About this exercise – When the string "هيلو" occurs in a line of the records, show that line.

Data about app and page elements
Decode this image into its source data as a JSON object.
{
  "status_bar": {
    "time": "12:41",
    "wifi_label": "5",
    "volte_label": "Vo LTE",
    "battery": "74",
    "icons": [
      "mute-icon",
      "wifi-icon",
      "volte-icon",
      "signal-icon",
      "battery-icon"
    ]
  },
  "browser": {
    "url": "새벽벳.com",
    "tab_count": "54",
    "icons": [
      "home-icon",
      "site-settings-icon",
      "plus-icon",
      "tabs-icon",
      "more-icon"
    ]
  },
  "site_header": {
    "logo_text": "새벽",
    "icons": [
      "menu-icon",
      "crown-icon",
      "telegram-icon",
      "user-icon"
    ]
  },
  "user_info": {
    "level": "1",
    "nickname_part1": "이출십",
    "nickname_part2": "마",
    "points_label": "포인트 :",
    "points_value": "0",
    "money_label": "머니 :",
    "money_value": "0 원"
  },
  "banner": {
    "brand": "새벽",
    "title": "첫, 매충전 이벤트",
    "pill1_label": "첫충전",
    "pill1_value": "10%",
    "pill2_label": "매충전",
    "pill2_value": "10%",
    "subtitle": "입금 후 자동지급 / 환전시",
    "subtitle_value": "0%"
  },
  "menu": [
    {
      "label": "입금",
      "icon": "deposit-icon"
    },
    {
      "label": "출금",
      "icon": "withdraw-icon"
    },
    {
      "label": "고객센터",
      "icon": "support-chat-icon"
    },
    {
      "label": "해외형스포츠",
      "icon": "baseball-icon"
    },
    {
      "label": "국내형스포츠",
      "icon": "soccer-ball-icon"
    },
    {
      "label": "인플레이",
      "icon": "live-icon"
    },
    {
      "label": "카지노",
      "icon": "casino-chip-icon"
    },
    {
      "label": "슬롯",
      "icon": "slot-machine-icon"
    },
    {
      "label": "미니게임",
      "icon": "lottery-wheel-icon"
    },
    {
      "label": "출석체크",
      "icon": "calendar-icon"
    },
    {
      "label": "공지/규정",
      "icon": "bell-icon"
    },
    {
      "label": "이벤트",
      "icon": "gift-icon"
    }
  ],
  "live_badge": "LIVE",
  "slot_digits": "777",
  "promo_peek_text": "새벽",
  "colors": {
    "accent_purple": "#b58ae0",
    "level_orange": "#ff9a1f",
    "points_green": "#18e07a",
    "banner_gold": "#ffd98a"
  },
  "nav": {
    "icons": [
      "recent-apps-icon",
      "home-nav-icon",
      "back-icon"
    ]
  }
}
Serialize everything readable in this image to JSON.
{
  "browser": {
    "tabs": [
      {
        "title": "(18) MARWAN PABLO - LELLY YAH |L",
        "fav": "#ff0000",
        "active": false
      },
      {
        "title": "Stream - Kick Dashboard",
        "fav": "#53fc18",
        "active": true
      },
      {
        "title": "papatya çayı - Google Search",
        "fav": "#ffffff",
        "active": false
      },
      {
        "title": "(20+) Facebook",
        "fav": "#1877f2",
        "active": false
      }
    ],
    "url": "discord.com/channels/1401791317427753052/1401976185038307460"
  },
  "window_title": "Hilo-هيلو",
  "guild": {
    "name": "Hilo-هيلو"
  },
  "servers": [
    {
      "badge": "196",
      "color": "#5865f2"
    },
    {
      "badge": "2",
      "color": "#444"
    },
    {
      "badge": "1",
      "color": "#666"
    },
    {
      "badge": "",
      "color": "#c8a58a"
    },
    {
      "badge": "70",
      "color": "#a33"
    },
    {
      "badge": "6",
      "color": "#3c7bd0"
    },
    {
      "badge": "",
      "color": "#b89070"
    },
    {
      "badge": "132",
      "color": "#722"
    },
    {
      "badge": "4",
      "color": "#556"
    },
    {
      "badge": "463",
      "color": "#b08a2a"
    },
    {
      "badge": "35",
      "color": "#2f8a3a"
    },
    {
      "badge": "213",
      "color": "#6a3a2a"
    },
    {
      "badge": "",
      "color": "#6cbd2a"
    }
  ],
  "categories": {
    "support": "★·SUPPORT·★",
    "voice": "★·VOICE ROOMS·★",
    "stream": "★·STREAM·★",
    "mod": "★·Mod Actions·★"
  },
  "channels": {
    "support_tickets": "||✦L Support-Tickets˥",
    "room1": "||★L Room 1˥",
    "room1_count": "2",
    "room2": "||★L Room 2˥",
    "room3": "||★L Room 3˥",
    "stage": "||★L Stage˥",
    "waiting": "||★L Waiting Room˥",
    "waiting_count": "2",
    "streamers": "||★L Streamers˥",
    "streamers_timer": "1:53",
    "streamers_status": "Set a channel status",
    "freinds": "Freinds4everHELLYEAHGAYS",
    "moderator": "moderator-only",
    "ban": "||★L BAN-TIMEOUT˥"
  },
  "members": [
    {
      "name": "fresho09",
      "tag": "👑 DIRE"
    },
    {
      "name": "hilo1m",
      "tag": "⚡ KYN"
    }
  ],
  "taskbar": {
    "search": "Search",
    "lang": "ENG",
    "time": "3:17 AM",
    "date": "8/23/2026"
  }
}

Written solution –
  "window_title": "Hilo-هيلو",
    "name": "Hilo-هيلو"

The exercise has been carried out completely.